Soccer Flexibility Training

Elvis Elvis

Soccer flexibility not only helps prevent injury but also allows player to improve both technical and athletic performance.

Increased soccer flexibility reduces muscle tightness and results in less muscle tears because the elasticity of the muscles has increased allowing a greater range of motion.

This is only one of many injury prevention attributes to improved flexibility. There is more however to flexibility than prevention.

On the more positive side soccer flexibility training can result in greater speed and power across the ground as muscles apply force over a larger range of motion. This helps with players ability to jump higher and greater reach when going into tackle opponents.

Research has shown that soccer players have poor flexibility in comparison with other athletes despite the benefits below. And yes, as a soccer player you should consider yourself an athlete.

Soccer Flexibility Training Benefits

If you as a player have a greater range of flexibility then there is a possibility that you will be less prone to muscle tightness.

This increased range of motion also makes muscle tears less likely increasing a players playing and training time.

Posture is improved resulting in prevention of back pain and improved posture. – this can add a could of inches to your vertical jump.

Reduction in the common complaints of knee pain due to increased blood flow through the joints. This increase in tissue temperature within the knee joints reduces the likelihood of cartilage damage.

Soccer Flexibility Training

The Three Types of Soccer Flexibility

Dynamic Flexibility

Dynamic flexibility is the ability to perform a full range of motion across the full range of motion around the joint. If, for instance, you were to kick a ball as high off the ground as possible this would be a measure of your dynamic flexibility of your hamstring and your hip extensors.

The higher you can the kick the higher your dynamic flexibility. Areas during a game where this is tested to the maximum are kicking the ball and stretching for the ball.

Static-Passive Flexibility

Static passive flexibility is the ability to hold a stretch such as when a player is lunging for the ball or suddenly twisting to change direction.

Static passive flexibility is key to prevention of muscle tears for over stretching. Static Active Flexibility is the ability to stretch one muscle only using another. This is fairly uncommon in soccer.

An example of this is when a player tries to volley a ball side on. The hamstring is being stretched when you strike the ball but it is actually the quads which are holding the leg in position

So there are only three types of flexibility. That’s the good news. The bad news is that there are more than twice that when it comes to the type of stretching you can do.

I won’t go into the various types but what a player does need to know is that Dynamic Stretching and Static Stretching are the most important types to incorporate into your soccer flexibility training.

Dynamic Stretching

Dynamic stretching is the common stretching carried out by soccer players during a warm up before training and pre match. Dynamic stretching is a gradual increase in the movement of the legs etc during the normal motion of the joints.
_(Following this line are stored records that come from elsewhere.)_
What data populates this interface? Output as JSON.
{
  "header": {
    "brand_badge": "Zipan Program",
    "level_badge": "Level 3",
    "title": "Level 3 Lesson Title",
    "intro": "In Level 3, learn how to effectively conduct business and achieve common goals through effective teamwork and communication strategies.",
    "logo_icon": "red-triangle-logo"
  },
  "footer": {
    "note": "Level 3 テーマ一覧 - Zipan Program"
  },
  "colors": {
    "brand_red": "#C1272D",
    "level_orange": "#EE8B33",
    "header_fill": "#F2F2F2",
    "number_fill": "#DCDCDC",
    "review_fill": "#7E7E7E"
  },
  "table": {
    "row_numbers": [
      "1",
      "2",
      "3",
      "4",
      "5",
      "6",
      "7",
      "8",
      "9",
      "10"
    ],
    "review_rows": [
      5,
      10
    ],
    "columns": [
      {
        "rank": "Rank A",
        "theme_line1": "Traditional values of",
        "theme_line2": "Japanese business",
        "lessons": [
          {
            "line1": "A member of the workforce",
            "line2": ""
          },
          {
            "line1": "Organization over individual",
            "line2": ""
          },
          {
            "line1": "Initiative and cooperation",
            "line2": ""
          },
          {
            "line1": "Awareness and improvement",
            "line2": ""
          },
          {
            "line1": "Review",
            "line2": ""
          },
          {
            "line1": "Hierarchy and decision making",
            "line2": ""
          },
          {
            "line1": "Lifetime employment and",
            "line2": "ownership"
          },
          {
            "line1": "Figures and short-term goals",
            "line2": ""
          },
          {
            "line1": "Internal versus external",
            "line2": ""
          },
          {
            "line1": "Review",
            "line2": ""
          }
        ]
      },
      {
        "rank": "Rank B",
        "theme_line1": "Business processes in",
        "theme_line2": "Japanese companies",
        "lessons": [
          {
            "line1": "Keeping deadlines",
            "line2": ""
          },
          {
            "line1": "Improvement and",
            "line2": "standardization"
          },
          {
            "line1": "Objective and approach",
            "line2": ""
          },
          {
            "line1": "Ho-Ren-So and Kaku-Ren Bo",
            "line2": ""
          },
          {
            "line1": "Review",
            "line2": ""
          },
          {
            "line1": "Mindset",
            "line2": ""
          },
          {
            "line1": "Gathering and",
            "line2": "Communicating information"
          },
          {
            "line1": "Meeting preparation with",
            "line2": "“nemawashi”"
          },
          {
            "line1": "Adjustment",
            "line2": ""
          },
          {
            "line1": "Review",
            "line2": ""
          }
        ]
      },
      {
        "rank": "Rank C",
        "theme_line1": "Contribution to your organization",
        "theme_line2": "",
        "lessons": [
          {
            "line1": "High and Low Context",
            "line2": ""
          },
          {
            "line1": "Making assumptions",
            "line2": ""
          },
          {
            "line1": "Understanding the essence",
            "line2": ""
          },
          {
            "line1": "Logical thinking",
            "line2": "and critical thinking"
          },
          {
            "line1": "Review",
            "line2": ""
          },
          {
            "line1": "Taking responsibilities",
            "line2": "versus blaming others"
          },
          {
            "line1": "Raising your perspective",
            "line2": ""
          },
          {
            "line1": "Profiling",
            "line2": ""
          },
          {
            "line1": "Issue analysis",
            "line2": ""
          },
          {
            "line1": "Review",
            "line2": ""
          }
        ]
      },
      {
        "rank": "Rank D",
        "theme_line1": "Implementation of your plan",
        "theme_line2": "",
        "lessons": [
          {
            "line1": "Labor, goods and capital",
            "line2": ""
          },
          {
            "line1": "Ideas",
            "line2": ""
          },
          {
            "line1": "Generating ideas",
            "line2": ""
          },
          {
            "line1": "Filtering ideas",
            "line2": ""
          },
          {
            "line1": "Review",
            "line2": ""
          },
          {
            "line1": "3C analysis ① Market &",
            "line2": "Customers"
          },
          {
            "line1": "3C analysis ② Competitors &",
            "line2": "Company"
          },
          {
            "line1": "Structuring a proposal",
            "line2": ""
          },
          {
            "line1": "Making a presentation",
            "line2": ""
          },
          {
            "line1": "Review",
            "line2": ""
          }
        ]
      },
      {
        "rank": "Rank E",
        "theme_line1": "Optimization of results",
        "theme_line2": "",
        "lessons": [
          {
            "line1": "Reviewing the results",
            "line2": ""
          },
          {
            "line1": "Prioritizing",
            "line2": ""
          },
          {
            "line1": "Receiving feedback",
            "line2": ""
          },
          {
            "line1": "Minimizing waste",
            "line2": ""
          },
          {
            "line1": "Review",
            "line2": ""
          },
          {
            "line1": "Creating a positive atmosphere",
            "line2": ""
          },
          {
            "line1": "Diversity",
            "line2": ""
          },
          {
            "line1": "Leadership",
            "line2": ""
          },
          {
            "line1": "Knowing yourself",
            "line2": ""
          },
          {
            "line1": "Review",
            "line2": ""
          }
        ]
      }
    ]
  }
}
In terms of warm ups this is usually carried out with high leg movements while on the jog or twisting while on the jog. The idea is that you stretch further as you progress through the warm up.

An important tip is to keep the movement smooth and controlled to prevent muscle pulls resulting in lost conditioning time. This is more likely to happen if warm up stretching drills are performed in a jerky fashion.

To get the very best out of your soccer flexibility training it is important to combine dynamic stretching with the more traditional static stretching.

Static Stretching

There are two types here. Static stretching is stretching the muscle without moving the limb which for most players will be akin to traditional stretches when a player pulls his heel to stretch his quad. There is no movement occurring and the muscle stretches.

The second type is static passive stretching which can be a simple as bending down to touch your toes to stretch hamstrings or using the ground to rest your heel while you stretch your groin area.

The jury is still out on this type of stretching but latest research suggests that any type of static stretching, passive or otherwise, should be carried out after a match or training session. This is when player’s muscles are warm and more susceptible to stretching. This helps prevent injury.

As we have said static stretching should happen post match so what should a player do for a warm up. The best warm up a player can perform is an increased aerobic work out. Gradually increase the pace to get the players warmed up. Preferably with the ball. During the aerobic warm up introduce dynamic stretching exercises.

So the General rule of thumb is dynamic stretching during the warm up and static stretching during the warm down after a session or match.